In Anna Moeller's first job in government, she served as an assistant village manager in the Illinois hamlet of Lake in the Hills. She said Yes to the $40,000 salary she was offered, only to later learn from her boss that if she'd asked for more, she'd have gotten it.
Men typically don't have that problem, one reason the gender-pay gap persists. It's compounded by the power of salary history to determine future compensation, and Moeller, now an Illinois state legislator, has introduced legislation to help level the playing field.
Moeller's bill would prohibit employers from asking about previous pay as part of the hiring process, modeled on a bill passed in Massachusetts last year. The National Conference of State Legislatures counts Moller's among more than 60 bills pending in more than 20 states that attempt to address the stubborn fact that nationally, women still make about 82 cents for every $1 earned by a man.
Narrowing that gap was a priority for President Barack Obama from his signing of the Lilly Ledbetter Fair Pay Act in January 2009 to the White House Equal Pay Pledge signed by more than 100 companies in 2016. Now, with less enthusiasm coming from the White House, state lawmakers are pushing forward.
"The states have to play a greater role in ensuring pay equity for women," said Maryland State Senator Susan Lee. "This is becoming even more critical now, because we don't think the Congress will move on anything dealing with pay equity, nor will the President."
Equal pay for equal work was enshrined in federal law in 1963, with the passage of the Equal Pay Act, and since then, all states except for Alabama and Mississippi have added at least some extra protections for workers, according to the U.S. Department of Labor.

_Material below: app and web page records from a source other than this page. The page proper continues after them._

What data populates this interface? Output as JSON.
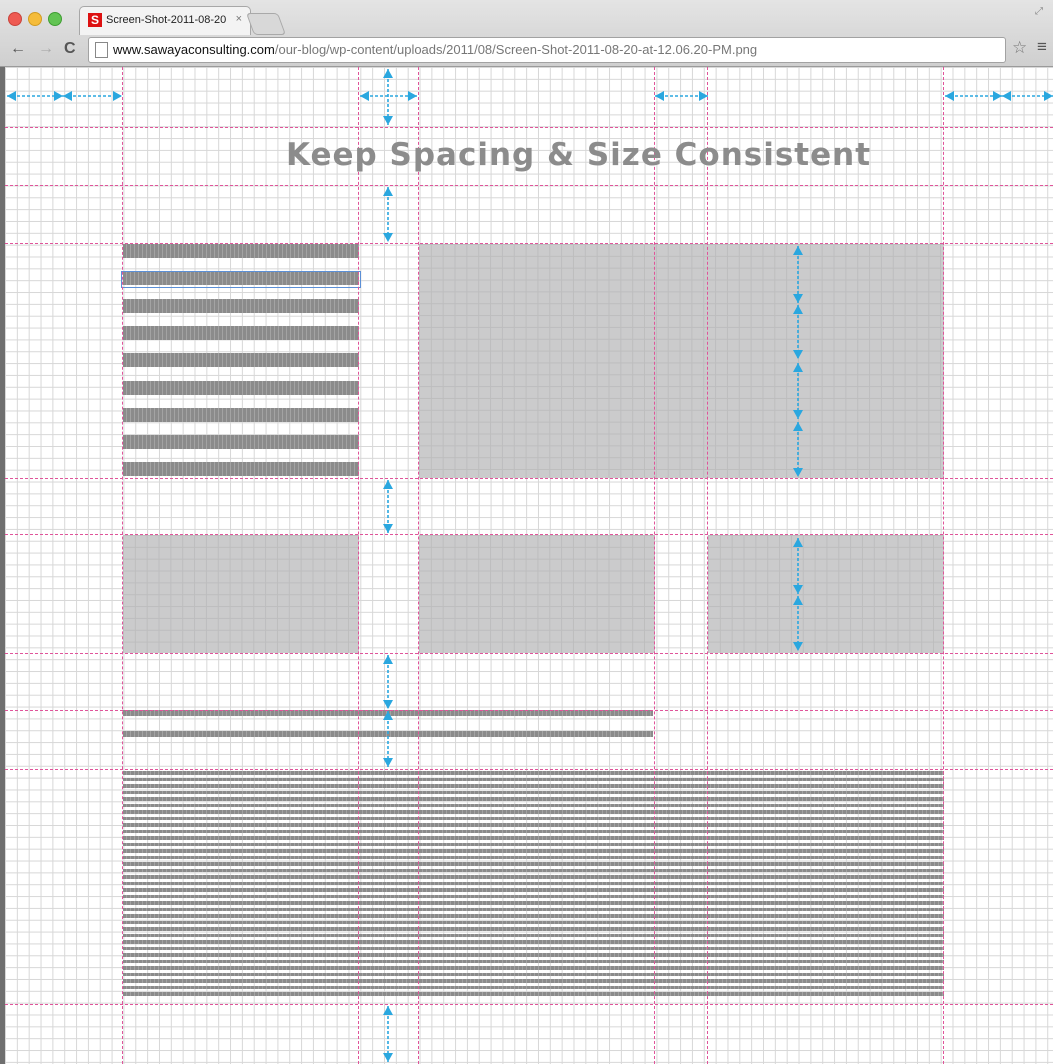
{
  "browser": {
    "tab_title": "Screen-Shot-2011-08-20",
    "tab_close": "×",
    "favicon_letter": "S",
    "url_domain": "www.sawayaconsulting.com",
    "url_path": "/our-blog/wp-content/uploads/2011/08/Screen-Shot-2011-08-20-at-12.06.20-PM.png",
    "nav": {
      "back": "←",
      "forward": "→",
      "reload": "C"
    },
    "bookmark_icon": "star-icon",
    "menu_icon": "hamburger-menu-icon"
  },
  "image": {
    "heading": "Keep Spacing & Size Consistent",
    "colors": {
      "guide_line": "#e0549a",
      "arrow": "#2aa7df",
      "placeholder": "#cbcbcc",
      "text_stripe": "#8b8b8b"
    }
  }
}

Progress has been slow over the past decade. At the current rate, women in the U.S. aren't expected to reach overall pay parity until 2059, according to the Institute for Women's Policy Research.
Lawmakers are eager to make it happen sooner. The flurry of bills this year follows on an active 2016, when 36 states introduced at least one bill and six states – California, Delaware, Maryland, Massachusetts, Nebraska, and Utah – passed new regulations making it harder for companies to defend unequal pay and easier for employees to detect it, said Kate Nielson, state policy analyst for the American Association of University Women. She estimates another half dozen states may pass a new rule this year as well.
One common provision includes protections for employees who want to discuss their pay with coworkers to be more aware of salary gaps, which was a provision of the Delaware law. Other new bills assign steeper penalties, make it harder for employers to justify unequal pay and requires smaller companies to comply. There is also the ban on past pay history, as in Massachusetts, California and, if Moeller's bill passes, Illinois.
"Accepting a lower offer when you first start out and having that follow you your whole career, because companies are basing their offer on what you made at your last job, that's a lot of money in the end," Moeller said. "The pay should be based on the value of the job within the organization and the market."
It's too soon to know whether these bills will do what they're supposed to. Evidence from the public sector suggests that pay transparency, at least, leads to a smaller gap. In the private sector, where about 60 per cent of workers are forbidden or discouraged from comparing salaries, the pay gap is twice what it is in the public sector, where only about 20 per cent of workers say they face similar restrictions, according to a 2014 survey by the Institute for Women's Policy Research.
State business groups often oppose stronger attempts to close the pay gap, saying it's not fair to impose stiff penalties or limit companies' defenses of inadvertent pay gaps. They also reject new reporting requirements, saying they add costs and complexity and the measures might not even work.
How much individual companies suffer is open for debate. In a 2015 study, McKinsey found that companies with above-average gender equity are 15 per cent more likely to outperform markets than those who lag in gender diversity.
Brian Levine, who conducts pay analysis for companies at Mercer Inc., said his firm has reviewed pay parity for dozens of clients over the last year. In addition to state regulatory pressure, there has been a torrent of shareholder proposals urging more transparency on the gender pay gap, he said.
"The demand for these kinds of analysis has grown considerably over the last couple years," said Levine, adding that companies trying to improve overall gender diversity need to focus on pay parity.
Online real estate company Zillow Group Inc. is one of them. "Outside of whether or not there's federal government support for this currently, it is a conversation that's happening within companies," said Amy Bohutinsky, Zillow's chief operating officer. "People want to work at companies that equally value all of their employees."